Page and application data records
>>>

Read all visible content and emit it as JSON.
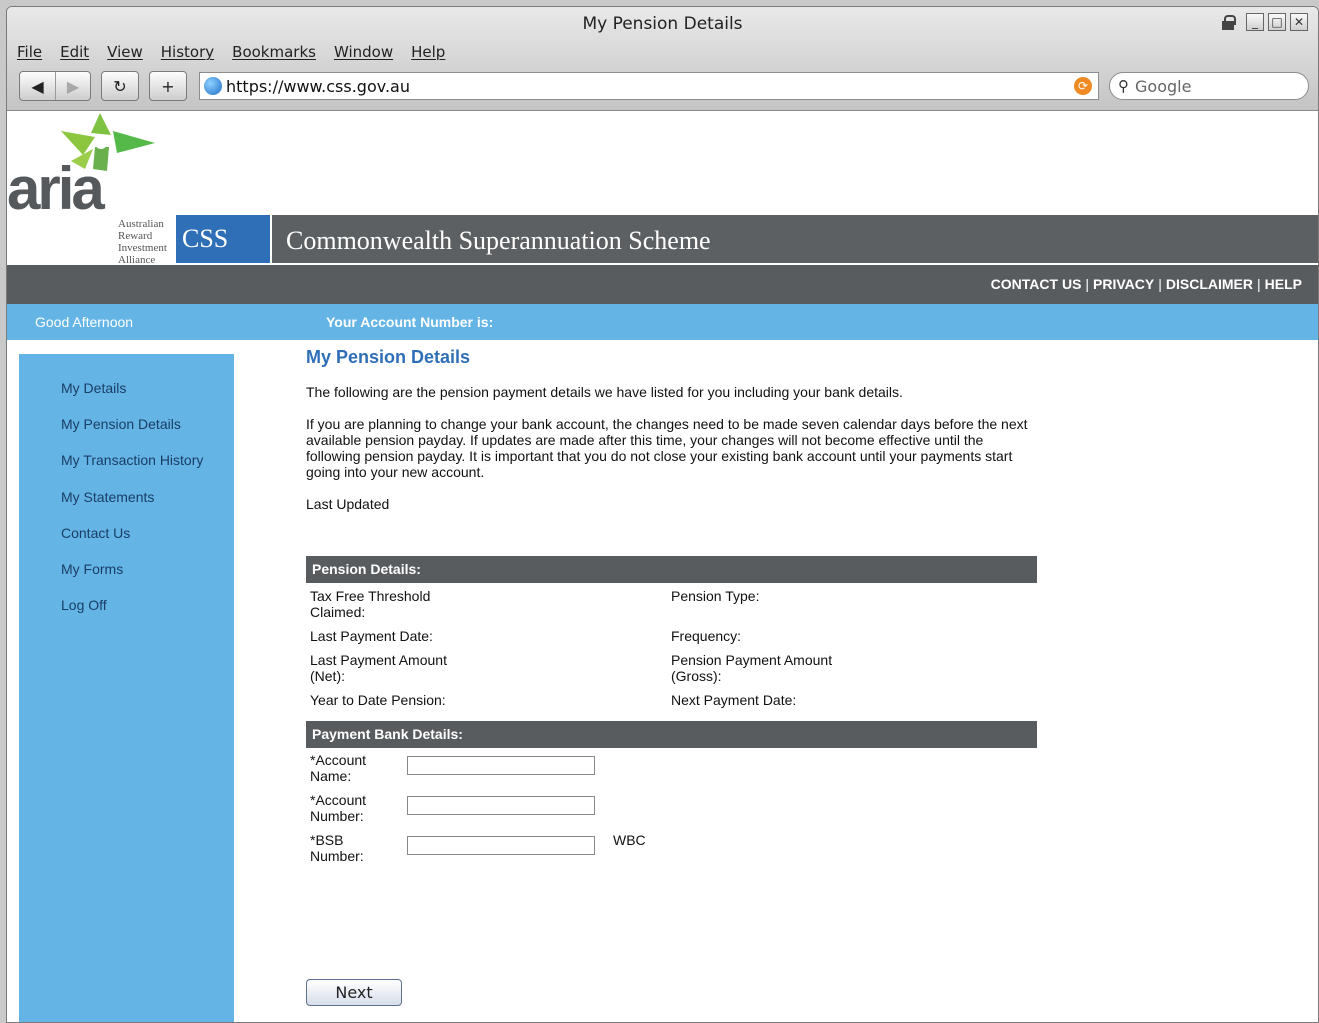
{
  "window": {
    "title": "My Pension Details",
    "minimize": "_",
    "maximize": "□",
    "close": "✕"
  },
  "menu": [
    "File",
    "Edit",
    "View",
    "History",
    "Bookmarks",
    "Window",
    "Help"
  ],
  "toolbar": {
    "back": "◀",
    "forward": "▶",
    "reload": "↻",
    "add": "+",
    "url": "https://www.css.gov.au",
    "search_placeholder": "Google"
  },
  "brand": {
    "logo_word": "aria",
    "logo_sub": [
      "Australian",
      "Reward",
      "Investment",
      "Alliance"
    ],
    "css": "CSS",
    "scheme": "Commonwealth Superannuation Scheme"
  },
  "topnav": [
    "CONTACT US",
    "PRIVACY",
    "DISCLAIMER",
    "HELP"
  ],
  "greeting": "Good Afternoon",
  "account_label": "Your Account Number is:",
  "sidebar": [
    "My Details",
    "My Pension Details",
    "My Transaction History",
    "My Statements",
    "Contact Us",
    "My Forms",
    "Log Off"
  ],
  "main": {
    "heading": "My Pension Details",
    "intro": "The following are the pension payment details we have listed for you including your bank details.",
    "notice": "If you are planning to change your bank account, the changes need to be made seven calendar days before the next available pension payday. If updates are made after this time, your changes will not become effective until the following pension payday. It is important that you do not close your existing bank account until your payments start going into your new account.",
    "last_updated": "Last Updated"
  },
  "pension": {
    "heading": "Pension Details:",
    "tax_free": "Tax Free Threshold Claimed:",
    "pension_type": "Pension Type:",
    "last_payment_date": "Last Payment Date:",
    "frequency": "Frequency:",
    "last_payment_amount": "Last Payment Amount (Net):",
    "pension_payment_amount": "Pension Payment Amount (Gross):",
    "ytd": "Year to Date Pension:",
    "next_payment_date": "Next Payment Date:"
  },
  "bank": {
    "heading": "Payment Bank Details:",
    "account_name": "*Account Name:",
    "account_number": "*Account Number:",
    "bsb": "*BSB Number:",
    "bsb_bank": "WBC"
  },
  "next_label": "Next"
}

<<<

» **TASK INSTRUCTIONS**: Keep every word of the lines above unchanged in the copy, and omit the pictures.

» **ANSWER FOR THIS EXERCISE**:
Read all visible content and emit it as JSON.
{
  "window": {
    "title": "My Pension Details",
    "minimize": "_",
    "maximize": "□",
    "close": "✕"
  },
  "menu": [
    "File",
    "Edit",
    "View",
    "History",
    "Bookmarks",
    "Window",
    "Help"
  ],
  "toolbar": {
    "back": "◀",
    "forward": "▶",
    "reload": "↻",
    "add": "+",
    "url": "https://www.css.gov.au",
    "search_placeholder": "Google"
  },
  "brand": {
    "logo_word": "aria",
    "logo_sub": [
      "Australian",
      "Reward",
      "Investment",
      "Alliance"
    ],
    "css": "CSS",
    "scheme": "Commonwealth Superannuation Scheme"
  },
  "topnav": [
    "CONTACT US",
    "PRIVACY",
    "DISCLAIMER",
    "HELP"
  ],
  "greeting": "Good Afternoon",
  "account_label": "Your Account Number is:",
  "sidebar": [
    "My Details",
    "My Pension Details",
    "My Transaction History",
    "My Statements",
    "Contact Us",
    "My Forms",
    "Log Off"
  ],
  "main": {
    "heading": "My Pension Details",
    "intro": "The following are the pension payment details we have listed for you including your bank details.",
    "notice": "If you are planning to change your bank account, the changes need to be made seven calendar days before the next available pension payday. If updates are made after this time, your changes will not become effective until the following pension payday. It is important that you do not close your existing bank account until your payments start going into your new account.",
    "last_updated": "Last Updated"
  },
  "pension": {
    "heading": "Pension Details:",
    "tax_free": "Tax Free Threshold Claimed:",
    "pension_type": "Pension Type:",
    "last_payment_date": "Last Payment Date:",
    "frequency": "Frequency:",
    "last_payment_amount": "Last Payment Amount (Net):",
    "pension_payment_amount": "Pension Payment Amount (Gross):",
    "ytd": "Year to Date Pension:",
    "next_payment_date": "Next Payment Date:"
  },
  "bank": {
    "heading": "Payment Bank Details:",
    "account_name": "*Account Name:",
    "account_number": "*Account Number:",
    "bsb": "*BSB Number:",
    "bsb_bank": "WBC"
  },
  "next_label": "Next"
}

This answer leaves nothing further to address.